* WHAT THIS TASK INVOLVES *
Without including any picture, copy the entries that follow word for word.

App and web page records

+ + + + + + +

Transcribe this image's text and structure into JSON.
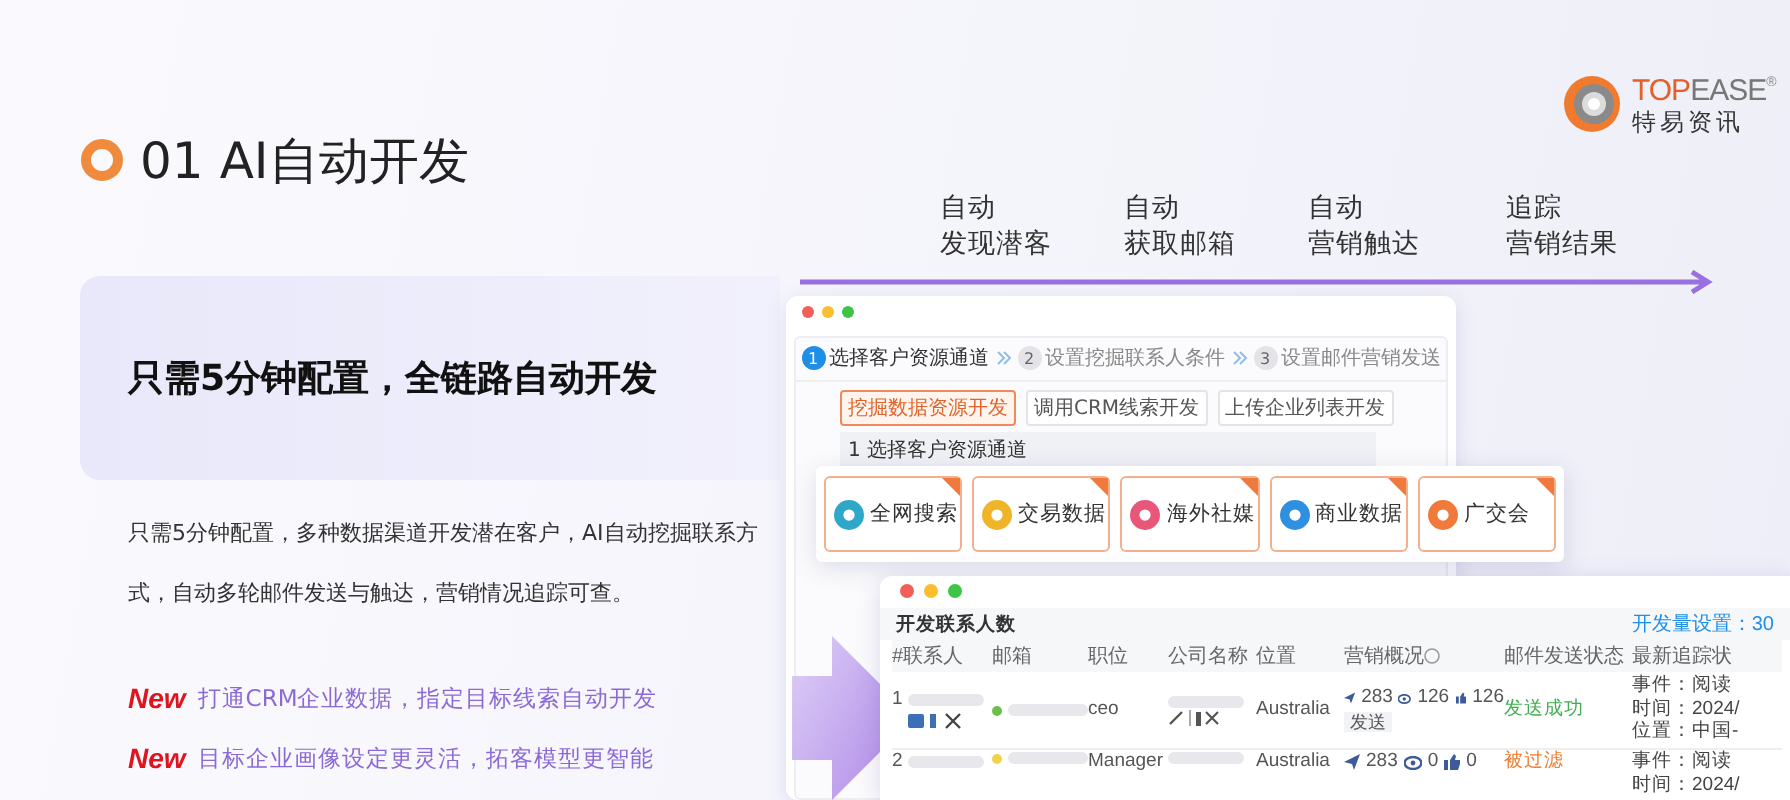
{
  "logo": {
    "brand": [
      {
        "text": "TOP"
      },
      {
        "text": "EASE"
      }
    ],
    "registered": "®",
    "subtitle": "特易资讯"
  },
  "heading": {
    "number": "01",
    "title": "AI自动开发"
  },
  "banner": "只需5分钟配置，全链路自动开发",
  "description": "只需5分钟配置，多种数据渠道开发潜在客户，AI自动挖掘联系方式，自动多轮邮件发送与触达，营销情况追踪可查。",
  "features": [
    {
      "badge": "New",
      "text": "打通CRM企业数据，指定目标线索自动开发"
    },
    {
      "badge": "New",
      "text": "目标企业画像设定更灵活，拓客模型更智能"
    }
  ],
  "timeline": [
    {
      "lines": [
        "自动",
        "发现潜客"
      ]
    },
    {
      "lines": [
        "自动",
        "获取邮箱"
      ]
    },
    {
      "lines": [
        "自动",
        "营销触达"
      ]
    },
    {
      "lines": [
        "追踪",
        "营销结果"
      ]
    }
  ],
  "wizard": {
    "steps": [
      {
        "number": "1",
        "label": "选择客户资源通道",
        "selected": true
      },
      {
        "number": "2",
        "label": "设置挖掘联系人条件",
        "selected": false
      },
      {
        "number": "3",
        "label": "设置邮件营销发送",
        "selected": false
      }
    ],
    "sources": [
      {
        "label": "挖掘数据资源开发",
        "selected": true
      },
      {
        "label": "调用CRM线索开发",
        "selected": false
      },
      {
        "label": "上传企业列表开发",
        "selected": false
      }
    ],
    "section_title": "1 选择客户资源通道",
    "channels": [
      {
        "label": "全网搜索",
        "color": "#2fa7c9"
      },
      {
        "label": "交易数据",
        "color": "#f0b429"
      },
      {
        "label": "海外社媒",
        "color": "#e8577a"
      },
      {
        "label": "商业数据",
        "color": "#2f8fe0"
      },
      {
        "label": "广交会",
        "color": "#ef7a3b"
      }
    ]
  },
  "table": {
    "title": "开发联系人数",
    "setting": "开发量设置：30",
    "columns": [
      "#",
      "联系人",
      "邮箱",
      "职位",
      "公司名称",
      "位置",
      "营销概况",
      "邮件发送状态",
      "最新追踪状"
    ],
    "rows": [
      {
        "number": "1",
        "color": "#6cc04a",
        "title": "ceo",
        "location": "Australia",
        "sent": "283",
        "opened": "126",
        "liked": "126",
        "action": "发送",
        "status": {
          "text": "发送成功",
          "kind": "success"
        },
        "events": [
          "事件：阅读",
          "时间：2024/",
          "位置：中国-"
        ]
      },
      {
        "number": "2",
        "color": "#f2d14b",
        "title": "Manager",
        "location": "Australia",
        "sent": "283",
        "opened": "0",
        "liked": "0",
        "status": {
          "text": "被过滤",
          "kind": "filtered"
        },
        "events": [
          "事件：阅读",
          "时间：2024/"
        ]
      }
    ]
  }
}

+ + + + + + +

* OUTPUT BELOW *
Transcribe this image's text and structure into JSON.
{
  "logo": {
    "brand": [
      {
        "text": "TOP"
      },
      {
        "text": "EASE"
      }
    ],
    "registered": "®",
    "subtitle": "特易资讯"
  },
  "heading": {
    "number": "01",
    "title": "AI自动开发"
  },
  "banner": "只需5分钟配置，全链路自动开发",
  "description": "只需5分钟配置，多种数据渠道开发潜在客户，AI自动挖掘联系方式，自动多轮邮件发送与触达，营销情况追踪可查。",
  "features": [
    {
      "badge": "New",
      "text": "打通CRM企业数据，指定目标线索自动开发"
    },
    {
      "badge": "New",
      "text": "目标企业画像设定更灵活，拓客模型更智能"
    }
  ],
  "timeline": [
    {
      "lines": [
        "自动",
        "发现潜客"
      ]
    },
    {
      "lines": [
        "自动",
        "获取邮箱"
      ]
    },
    {
      "lines": [
        "自动",
        "营销触达"
      ]
    },
    {
      "lines": [
        "追踪",
        "营销结果"
      ]
    }
  ],
  "wizard": {
    "steps": [
      {
        "number": "1",
        "label": "选择客户资源通道",
        "selected": true
      },
      {
        "number": "2",
        "label": "设置挖掘联系人条件",
        "selected": false
      },
      {
        "number": "3",
        "label": "设置邮件营销发送",
        "selected": false
      }
    ],
    "sources": [
      {
        "label": "挖掘数据资源开发",
        "selected": true
      },
      {
        "label": "调用CRM线索开发",
        "selected": false
      },
      {
        "label": "上传企业列表开发",
        "selected": false
      }
    ],
    "section_title": "1 选择客户资源通道",
    "channels": [
      {
        "label": "全网搜索",
        "color": "#2fa7c9"
      },
      {
        "label": "交易数据",
        "color": "#f0b429"
      },
      {
        "label": "海外社媒",
        "color": "#e8577a"
      },
      {
        "label": "商业数据",
        "color": "#2f8fe0"
      },
      {
        "label": "广交会",
        "color": "#ef7a3b"
      }
    ]
  },
  "table": {
    "title": "开发联系人数",
    "setting": "开发量设置：30",
    "columns": [
      "#",
      "联系人",
      "邮箱",
      "职位",
      "公司名称",
      "位置",
      "营销概况",
      "邮件发送状态",
      "最新追踪状"
    ],
    "rows": [
      {
        "number": "1",
        "color": "#6cc04a",
        "title": "ceo",
        "location": "Australia",
        "sent": "283",
        "opened": "126",
        "liked": "126",
        "action": "发送",
        "status": {
          "text": "发送成功",
          "kind": "success"
        },
        "events": [
          "事件：阅读",
          "时间：2024/",
          "位置：中国-"
        ]
      },
      {
        "number": "2",
        "color": "#f2d14b",
        "title": "Manager",
        "location": "Australia",
        "sent": "283",
        "opened": "0",
        "liked": "0",
        "status": {
          "text": "被过滤",
          "kind": "filtered"
        },
        "events": [
          "事件：阅读",
          "时间：2024/"
        ]
      }
    ]
  }
}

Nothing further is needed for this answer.